By definition, this type of trauma is experienced somewhere along your family tree and passed through the linage until it reaches you. It usually begins because of a specific event and can be experienced through things like parenting techniques, attachment styles, abuse, and neglect. It can also be passed through genetic changes to a person's DNA after they experienced said trauma.
If you are experiencing isolation, memory loss, anxiety, difficulty finding and or maintaining intimate relationships, explosive conflict, unresolved grief or fear, substance abuse, denial, anger or emotional outburst or depression, you may be experiencing the effects of intergenerational trauma.
What is the difference between PTSD and PTSI?
PTS, PTSD, PTSI and PTG are commonly used abbreviations when talking about trauma.
PTS refers to Post Traumatic Stress. This occurs in the moments, days and weeks after a traumatic event.
PTG refers to Post Traumatic Growth, which one can experience as they heal and emerge from a trauma. It is usually referring to the resilience factor that promotes healing and growth from a difficult incident.
PTSD, refers to Post Traumatic Stress Disorder, which is the most commonly used and well known term for labelling the after effects of trauma. PTSD is considered a psychiatric disorder, diagnosed only by a professional after the individual has exhibited symptoms of prolonged coping stress and heightened nervous system arousal following a trauma (30 days or more).
PTSI stands for Post Traumatic Stress Injury. In recent years, research and observation of trauma survivors has taught us that the effects of trauma are more an "injury" than a "disorder". Think of it this way; if you fall off your bicycle and break your arm you have an injury. If you experience a trauma that hurts your brain and the way you perceive and process danger, you also have an injury.
The words we use can affect healing or promote recovery. Considering yourself or someone else as injured rather than damaged or disordered is much more kind and gentle. Words matter!
What causes trauma?
Trauma can mean so many things to so many people. Really, there is no one single cause. The potential for trauma is present every day. It can be as small as someone cutting you off in traffic, or as complex as a natural disaster. People have risk factors (things that put them at risk of adverse reaction) and protective factors (things that would protect from or promote healing) that will determine how they process threats or perceived threats.
Since you never truly know what might be a trauma for you, or how you might be affected down the road, makes it hard to pinpoint exactly what causes trauma. What is important to focus on is how you feel and react following a trauma.
Why should I seek therapy for trauma?

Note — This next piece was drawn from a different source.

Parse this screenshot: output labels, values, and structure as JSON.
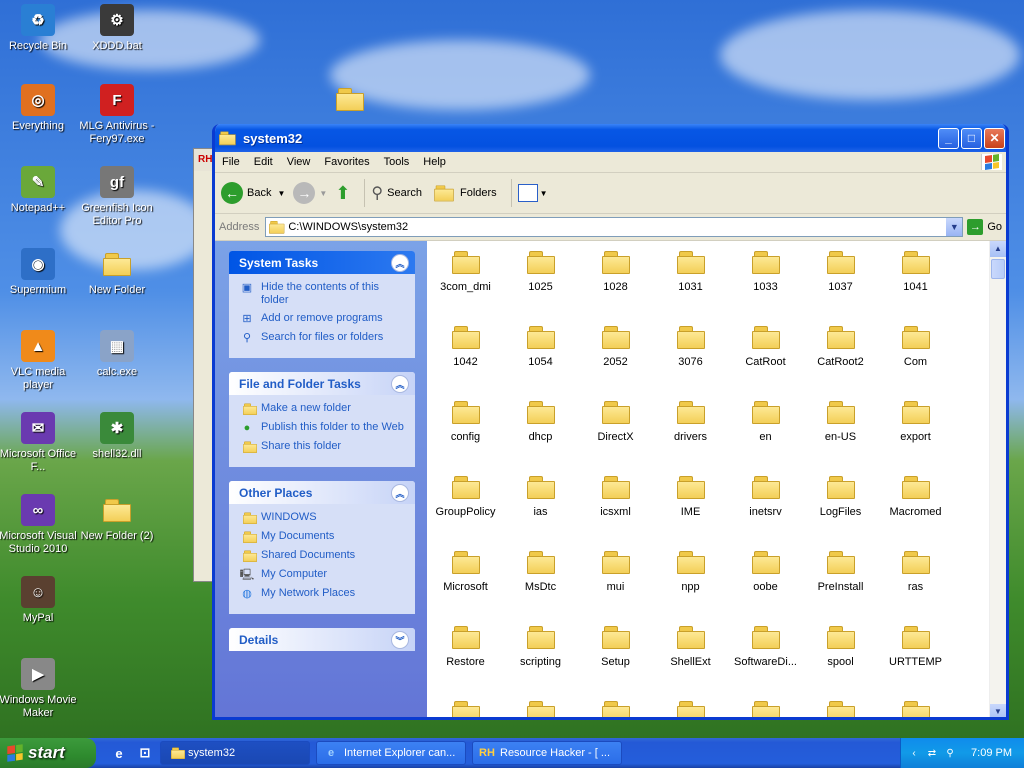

Trauma often causes us to live in a heightened state of arousal. This can feel like rapid or shallow breathing, tightness in the chest, fear or panic that never persisted before, or a hyper-vigilance. It can also feel like sadness, shame and loss of hope. After experiencing a trauma, it can be difficult to get through the simplest tasks without a struggle. Coping was never meant to be a long term solution. Developing coping mechanisms can help you to get through the difficult moments, or nervous system stress. They are not mean to be prolonged solutions. Understanding your triggers, accepting how your body wants and needs to process the post traumatic stress, and healing from what happened to you is the most successful way to survive trauma. If you are thinking about starting therapy to unpack your past and begin your journey towards healing, you are in the right place. The hardest part about beginning therapy is just getting started.
Other topics that can be discussed in therapy
Stress Reduction and Mindfulness
Understanding Intergenerational trauma and patterns
Pre Marital/ Marital Counselling and Family Planning
Grief and Loss
Career Counselling/ Building a Business
Supporting a family member with mental illness
Get help from a counsellor for Trauma and PTSI
When you're ready to take the first step on your journey to wellness, we are ready to walk alongside you.
Through the free consultation, our Care Coordinator will help you navigate the first steps.